Global initiatives: Middle East – Women in Business (WIB) initiative
On International Women's Day 2010, PwC Middle East announced the launch of its Women in Business (WIB) initiative. The goal is to attract, develop and retain women in the Middle East as PwC views women as a critical talent group to enable the firm to continue its growth in the marketplace and to deliver the best in client solutions. The approach is to drive activities through connecting with the following four groups:
- Women to (other PwC) Women – Internal Focus;
- Women to (PwC) Leadership – Internal Focus;
- Women to Clients (current and future) – External Focus; and
- Women to Community – Corporate Social Responsibility (CSR).
Globally, women face a number of challenges which impact their success in the workplace. In the Middle East there is a diverse international women community facing similar challenges. The Middle East WIB initiative was established to address these challenges, some of which include:
- Gender-based stereotyping;
- Preconceptions of women’s roles and abilities;
- Exclusion from informal networks;
- Lack of role models and mentoring;
- Commitment to personal and family responsibilities;
- Failure of leadership to assume accountability for women’s advancement; and
- Ethnicity issues and HR policies.

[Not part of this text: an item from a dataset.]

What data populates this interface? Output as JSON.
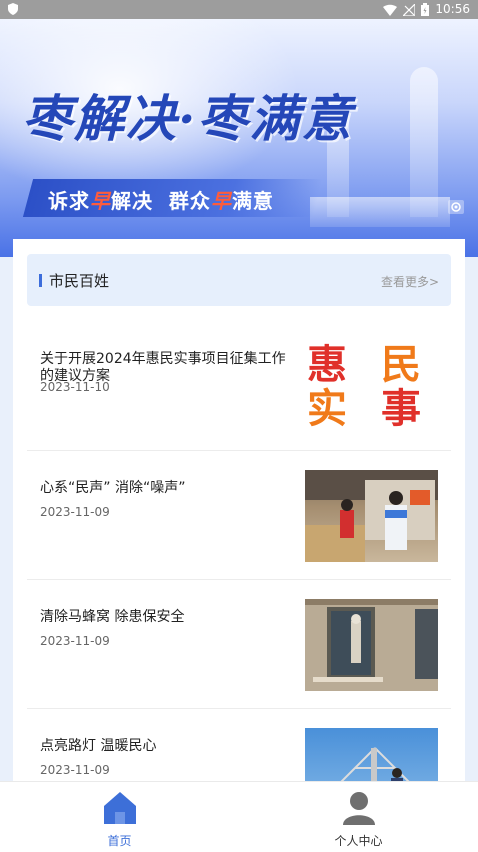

A recent report, done by PwC on behalf of the Dubai Women's Establishment, stated that nothing propels women to leadership roles more than their passion, focus and sheer determination. Their passion is not just about their career path but is brought to bear in other parts of their life, including the desire to encourage the next generation of women to strive for success. In the last few years, a significant number of women in the Middle East have reached positions of influence in business, politics, civil society, academia and the media. As a result of their success, they have not only been able to impact the industries in which they work, but have also had an important impact on the Middle East region as a whole.
Today’s successful Middle East women leaders are working in government, finance, manufacturing, and some are true entrepreneurs who have started their own companies. It is a testament to their achievements that some of these women are now becoming part of the exclusive – and previously elusive – lists in prestigious publications, including Forbes International, Forbes Arabia and Arabian Business. It is clear that women leaders in the Middle East are becoming more visible and their influence is felt across many sectors of business, despite the fact that they continue to represent a small minority in society. Yet this minority increasingly punches above its weight, and these women leaders act as role models and agents for change in the Middle East.